→ **Goal of the exercise**:
Every line in the records below that holds the word "bold" is to be copied.

───── Task material ─────

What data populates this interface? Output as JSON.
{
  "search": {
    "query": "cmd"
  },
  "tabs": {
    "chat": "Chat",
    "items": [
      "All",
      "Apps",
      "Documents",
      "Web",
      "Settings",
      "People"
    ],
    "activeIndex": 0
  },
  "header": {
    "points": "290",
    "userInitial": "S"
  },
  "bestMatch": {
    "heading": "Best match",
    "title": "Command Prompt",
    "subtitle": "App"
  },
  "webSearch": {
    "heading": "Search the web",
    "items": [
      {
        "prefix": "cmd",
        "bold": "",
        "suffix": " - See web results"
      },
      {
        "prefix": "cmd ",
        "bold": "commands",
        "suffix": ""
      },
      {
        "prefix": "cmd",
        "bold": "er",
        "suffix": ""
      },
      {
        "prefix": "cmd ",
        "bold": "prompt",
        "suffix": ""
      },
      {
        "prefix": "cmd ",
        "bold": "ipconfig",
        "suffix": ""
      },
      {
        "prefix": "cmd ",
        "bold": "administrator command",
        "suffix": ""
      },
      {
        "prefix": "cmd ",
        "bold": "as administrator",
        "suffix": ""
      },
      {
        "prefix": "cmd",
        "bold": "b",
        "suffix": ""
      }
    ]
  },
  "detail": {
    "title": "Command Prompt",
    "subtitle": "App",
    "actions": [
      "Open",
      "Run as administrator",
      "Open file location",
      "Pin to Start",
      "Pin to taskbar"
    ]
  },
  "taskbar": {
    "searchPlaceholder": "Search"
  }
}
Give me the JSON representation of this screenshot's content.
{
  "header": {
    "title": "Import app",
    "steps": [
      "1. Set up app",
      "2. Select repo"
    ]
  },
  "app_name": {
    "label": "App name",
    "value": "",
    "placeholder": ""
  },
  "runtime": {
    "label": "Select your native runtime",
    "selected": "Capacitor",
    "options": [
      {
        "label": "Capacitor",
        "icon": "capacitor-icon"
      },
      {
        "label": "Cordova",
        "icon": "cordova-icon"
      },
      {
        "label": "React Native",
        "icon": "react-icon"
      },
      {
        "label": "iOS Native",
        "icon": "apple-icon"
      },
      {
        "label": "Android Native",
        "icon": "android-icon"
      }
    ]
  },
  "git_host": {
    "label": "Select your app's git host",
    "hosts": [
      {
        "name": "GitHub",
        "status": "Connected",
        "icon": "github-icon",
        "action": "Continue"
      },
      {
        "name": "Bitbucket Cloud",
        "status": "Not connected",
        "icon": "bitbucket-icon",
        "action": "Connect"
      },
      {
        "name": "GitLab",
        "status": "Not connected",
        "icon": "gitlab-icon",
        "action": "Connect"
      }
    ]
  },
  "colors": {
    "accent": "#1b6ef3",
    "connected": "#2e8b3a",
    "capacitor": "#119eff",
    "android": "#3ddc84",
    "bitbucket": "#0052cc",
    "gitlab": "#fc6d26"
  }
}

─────

→ **Output for this exercise**:
        "bold": "",
        "bold": "commands",
        "bold": "er",
        "bold": "prompt",
        "bold": "ipconfig",
        "bold": "administrator command",
        "bold": "as administrator",
        "bold": "b",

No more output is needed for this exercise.